That’s what the plate on the front of the car said as we passed each other at an intersection recently. At least that’s what I think it said. I was only able to get a quick glance at it.
Assuming that is what it said, what a great thing to put on a license plate! Four small words (symbols), but what a huge message! Are there any of us who wouldn’t benefit from knowing someone was on our side?
It made me think about two professors I had in college. One was the head of the history department. If you looked up the work “acerbic” in the dictionary, I’m fairly certain you’d find his picture there. His class was supposed to be the start of my collegiate experience. As things worked out (or more accurately didn’t work out), I got confused reading my schedule and ended up missing it. When I realized what had happened, I tracked the professor down and asked, “If I had missed anything important” (right idea, wrong wording!). Things kind of went downhill after that.
This particular professor loved to say and do things to intimidate his students. Humiliation and embarrassment were two of his favorite teaching techniques. On one occasion, he asked who was a Christian. I raised my hand along with one other person. From that time on, all of his comments and observations about the Christian faith were served up directly to us. And of course, we were always given the role of answering for everything that had been done in the name of Christianity. On another occasion, my grandmother died and we had to go out of state for her funeral. Since that involved missing a class, the professor asked me to bring a copy of the obituary when I returned to show I wasn’t making the story up. A consummate believer in his fellow man, this man was.

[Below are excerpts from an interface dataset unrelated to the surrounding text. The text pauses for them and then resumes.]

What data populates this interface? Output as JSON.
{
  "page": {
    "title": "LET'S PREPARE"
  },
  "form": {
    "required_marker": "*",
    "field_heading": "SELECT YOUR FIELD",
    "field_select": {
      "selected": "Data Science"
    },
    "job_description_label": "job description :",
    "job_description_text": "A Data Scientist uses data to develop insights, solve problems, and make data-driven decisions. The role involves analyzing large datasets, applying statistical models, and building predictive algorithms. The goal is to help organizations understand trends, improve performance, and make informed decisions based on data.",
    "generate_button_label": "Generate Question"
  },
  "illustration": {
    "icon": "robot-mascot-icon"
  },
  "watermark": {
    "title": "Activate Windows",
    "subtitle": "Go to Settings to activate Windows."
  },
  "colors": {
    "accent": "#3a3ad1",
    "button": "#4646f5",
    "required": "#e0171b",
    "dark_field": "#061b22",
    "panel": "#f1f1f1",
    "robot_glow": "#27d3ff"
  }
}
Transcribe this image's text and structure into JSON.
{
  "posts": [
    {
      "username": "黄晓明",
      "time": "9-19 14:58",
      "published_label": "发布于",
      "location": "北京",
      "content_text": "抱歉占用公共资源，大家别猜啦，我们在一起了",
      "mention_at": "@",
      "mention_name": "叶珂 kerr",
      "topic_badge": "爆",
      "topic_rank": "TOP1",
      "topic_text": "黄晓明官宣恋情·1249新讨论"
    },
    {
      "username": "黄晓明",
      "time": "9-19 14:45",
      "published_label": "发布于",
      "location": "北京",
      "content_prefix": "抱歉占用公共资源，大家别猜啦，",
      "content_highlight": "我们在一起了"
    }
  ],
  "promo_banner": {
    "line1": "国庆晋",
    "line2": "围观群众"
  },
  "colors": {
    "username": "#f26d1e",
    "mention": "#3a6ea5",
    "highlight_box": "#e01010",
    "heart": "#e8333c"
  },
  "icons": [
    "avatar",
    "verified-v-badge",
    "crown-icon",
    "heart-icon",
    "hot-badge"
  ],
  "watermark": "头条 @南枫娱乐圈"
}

Most of all, I remember exam days. Everyone in the class would be experiencing test anxiety when he would somberly walk into the room proclaiming, “Remember, the weak die along the way.” It was the closest thing we had to a class motto. Anyway, the class was composed mostly of freshman like myself and we were easy prey for his tactics. Perhaps he was just kidding, but I (and I think just about everyone else), took him very seriously. With him, you never felt like you had anything other than an adversarial relationship. He never came across as being for you.

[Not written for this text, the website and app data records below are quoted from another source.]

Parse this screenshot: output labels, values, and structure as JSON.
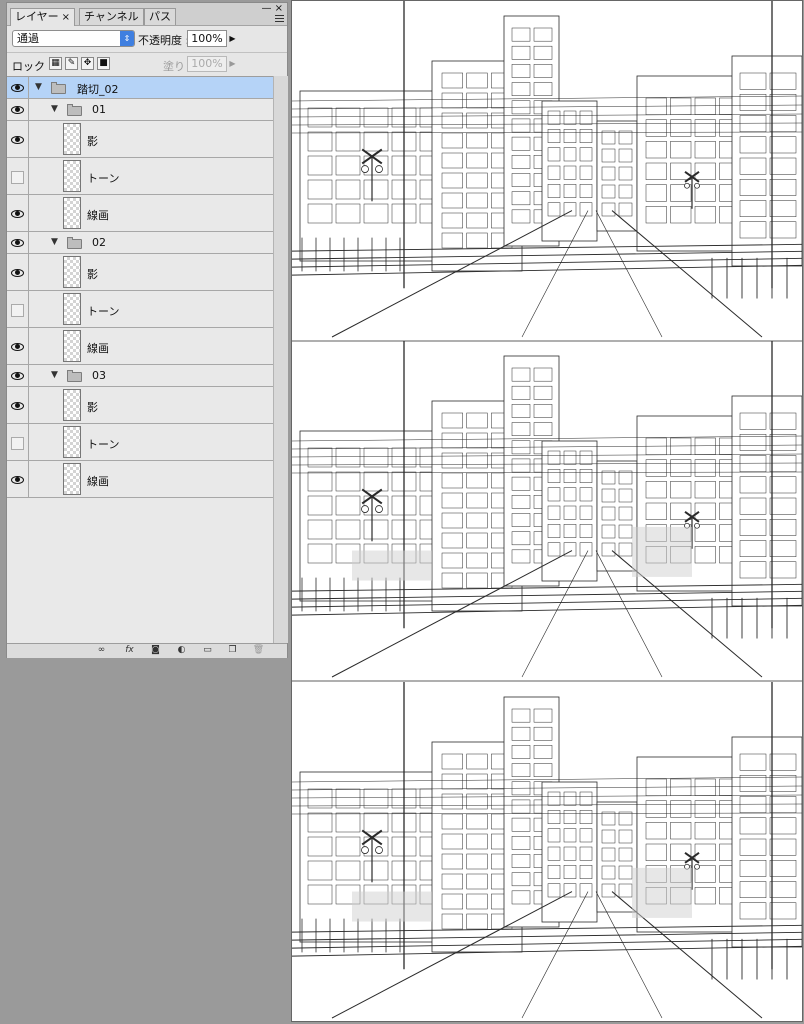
{
  "panel": {
    "tabs": [
      {
        "label": "レイヤー",
        "close": "×"
      },
      {
        "label": "チャンネル"
      },
      {
        "label": "パス"
      }
    ],
    "window_controls": "— ×",
    "blend_mode": "通過",
    "opacity_label": "不透明度 :",
    "opacity_value": "100%",
    "lock_label": "ロック :",
    "fill_label": "塗り :",
    "fill_value": "100%"
  },
  "layers": [
    {
      "name": "踏切_02",
      "kind": "group",
      "visible": true,
      "selected": true,
      "depth": 0
    },
    {
      "name": "01",
      "kind": "group",
      "visible": true,
      "depth": 1
    },
    {
      "name": "影",
      "kind": "layer",
      "visible": true,
      "depth": 2
    },
    {
      "name": "トーン",
      "kind": "layer",
      "visible": false,
      "depth": 2
    },
    {
      "name": "線画",
      "kind": "layer",
      "visible": true,
      "depth": 2
    },
    {
      "name": "02",
      "kind": "group",
      "visible": true,
      "depth": 1
    },
    {
      "name": "影",
      "kind": "layer",
      "visible": true,
      "depth": 2
    },
    {
      "name": "トーン",
      "kind": "layer",
      "visible": false,
      "depth": 2
    },
    {
      "name": "線画",
      "kind": "layer",
      "visible": true,
      "depth": 2
    },
    {
      "name": "03",
      "kind": "group",
      "visible": true,
      "depth": 1
    },
    {
      "name": "影",
      "kind": "layer",
      "visible": true,
      "depth": 2
    },
    {
      "name": "トーン",
      "kind": "layer",
      "visible": false,
      "depth": 2
    },
    {
      "name": "線画",
      "kind": "layer",
      "visible": true,
      "depth": 2
    }
  ],
  "bottom_icons": [
    "link-icon",
    "fx-icon",
    "mask-icon",
    "adjustment-icon",
    "new-group-icon",
    "new-layer-icon",
    "trash-icon"
  ],
  "bottom_icon_glyphs": {
    "fx": "fx"
  },
  "canvas": {
    "content": "three railway crossing line drawings",
    "colors": {
      "line": "#2a2a2a",
      "paper": "#ffffff",
      "tone": "#cfcfcf"
    }
  }
}
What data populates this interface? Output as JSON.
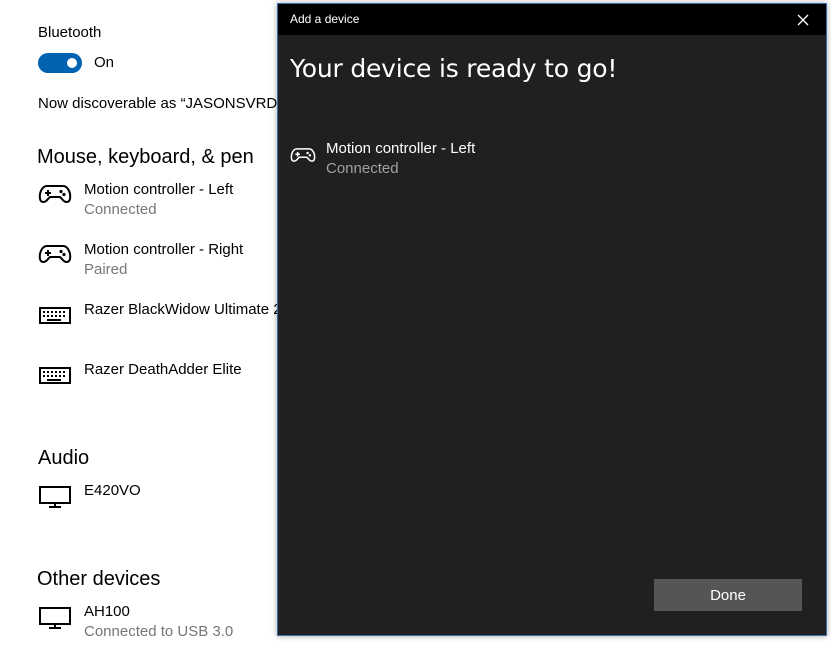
{
  "settings": {
    "bluetooth_label": "Bluetooth",
    "bluetooth_toggle_state": "On",
    "discoverable_text": "Now discoverable as “JASONSVRDES",
    "mouse_section_title": "Mouse, keyboard, & pen",
    "mouse_devices": [
      {
        "name": "Motion controller - Left",
        "status": "Connected",
        "icon": "gamepad-icon"
      },
      {
        "name": "Motion controller - Right",
        "status": "Paired",
        "icon": "gamepad-icon"
      },
      {
        "name": "Razer BlackWidow Ultimate 2",
        "status": "",
        "icon": "keyboard-icon"
      },
      {
        "name": "Razer DeathAdder Elite",
        "status": "",
        "icon": "keyboard-icon"
      }
    ],
    "audio_section_title": "Audio",
    "audio_devices": [
      {
        "name": "E420VO",
        "status": "",
        "icon": "monitor-icon"
      }
    ],
    "other_section_title": "Other devices",
    "other_devices": [
      {
        "name": "AH100",
        "status": "Connected to USB 3.0",
        "icon": "monitor-icon"
      }
    ]
  },
  "dialog": {
    "title": "Add a device",
    "headline": "Your device is ready to go!",
    "device": {
      "name": "Motion controller - Left",
      "status": "Connected",
      "icon": "gamepad-icon"
    },
    "done_label": "Done"
  },
  "colors": {
    "accent": "#0063b1",
    "dialog_bg": "#202020",
    "titlebar_bg": "#000000",
    "done_button_bg": "#555555",
    "secondary_text": "#767676"
  }
}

The other professor was the former head of the history department. By luck of the draw, she was also my academic adviser. She was semi-retired and beginning to experience a slight deterioration in her health. But before you get the idea that she was just some grandmotherly pushover, remember, grandmotherly types do not head history departments! One student who was in her senior seminar class found this out the hard way. He failed to have his thesis completed on time and she simply locked him in the seminar room until he was finished. (We heard he was there all night and part of the next day).
However, where this professor differed from the first professor was in this important area: you knew she was on your side. She made you work hard—harder than the other professor, but you were willing to do it and you did better work because you wanted to please her. Do you know what her motto was? It was, “You have an ‘A’ in my class until you prove otherwise.”

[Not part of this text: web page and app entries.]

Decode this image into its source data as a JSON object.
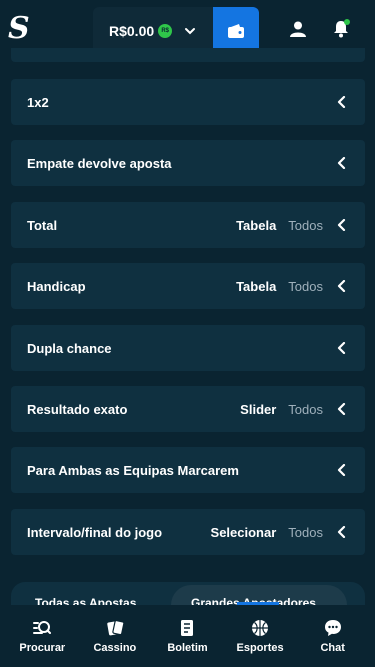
{
  "header": {
    "logo_letter": "S",
    "balance": "R$0.00",
    "currency_badge": "R$"
  },
  "markets": [
    {
      "title": "1x2",
      "option": "",
      "all": ""
    },
    {
      "title": "Empate devolve aposta",
      "option": "",
      "all": ""
    },
    {
      "title": "Total",
      "option": "Tabela",
      "all": "Todos"
    },
    {
      "title": "Handicap",
      "option": "Tabela",
      "all": "Todos"
    },
    {
      "title": "Dupla chance",
      "option": "",
      "all": ""
    },
    {
      "title": "Resultado exato",
      "option": "Slider",
      "all": "Todos"
    },
    {
      "title": "Para Ambas as Equipas Marcarem",
      "option": "",
      "all": ""
    },
    {
      "title": "Intervalo/final do jogo",
      "option": "Selecionar",
      "all": "Todos"
    }
  ],
  "subtabs": {
    "tab1": "Todas as Apostas",
    "tab2": "Grandes Apostadores"
  },
  "nav": [
    {
      "label": "Procurar",
      "icon": "search-icon"
    },
    {
      "label": "Cassino",
      "icon": "cards-icon"
    },
    {
      "label": "Boletim",
      "icon": "betslip-icon"
    },
    {
      "label": "Esportes",
      "icon": "basketball-icon"
    },
    {
      "label": "Chat",
      "icon": "chat-icon"
    }
  ],
  "colors": {
    "background": "#0a2431",
    "card": "#0f3040",
    "accent": "#1475e1",
    "badge_green": "#2fc64a",
    "muted": "#9fb0bb"
  }
}
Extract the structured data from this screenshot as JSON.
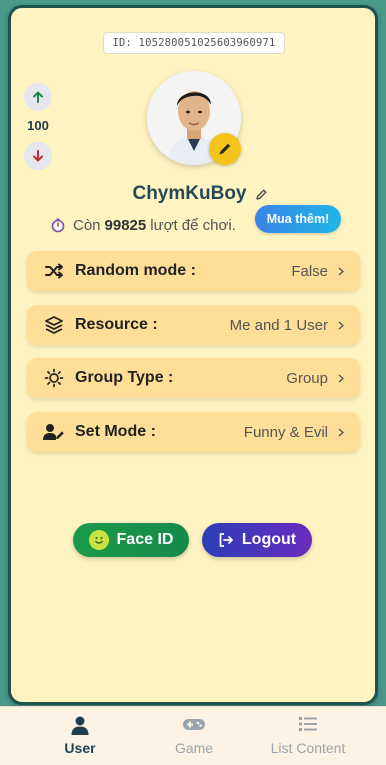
{
  "user_id": "ID: 105280051025603960971",
  "vote": {
    "count": "100"
  },
  "profile": {
    "username": "ChymKuBoy",
    "plays_prefix": "Còn",
    "plays_count": "99825",
    "plays_suffix": "lượt để chơi.",
    "buy_more_label": "Mua thêm!"
  },
  "settings": [
    {
      "label": "Random mode :",
      "value": "False",
      "icon": "shuffle-icon"
    },
    {
      "label": "Resource :",
      "value": "Me and 1 User",
      "icon": "layers-icon"
    },
    {
      "label": "Group Type :",
      "value": "Group",
      "icon": "sun-icon"
    },
    {
      "label": "Set Mode :",
      "value": "Funny & Evil",
      "icon": "user-edit-icon"
    }
  ],
  "actions": {
    "face_id_label": "Face ID",
    "logout_label": "Logout"
  },
  "tabs": [
    {
      "label": "User",
      "icon": "user-icon",
      "active": true
    },
    {
      "label": "Game",
      "icon": "gamepad-icon",
      "active": false
    },
    {
      "label": "List Content",
      "icon": "list-icon",
      "active": false
    }
  ],
  "colors": {
    "card_bg": "#fff3c1",
    "setting_bg": "#ffdf97",
    "accent_green": "#1b9a4a",
    "accent_purple": "#4a35bb",
    "edit_yellow": "#f5c41a"
  }
}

Our Father is like that. Even when He is judicially against us because of our sin, He is for us. Romans 5:8 says, “But God demonstrates his own love for us in this: While we were still sinners, Christ died for us.” The cross spans the centuries to say, “I am for you!”
Whatever else is true in life, God is for you. Remember that. It’s something you can build your life upon.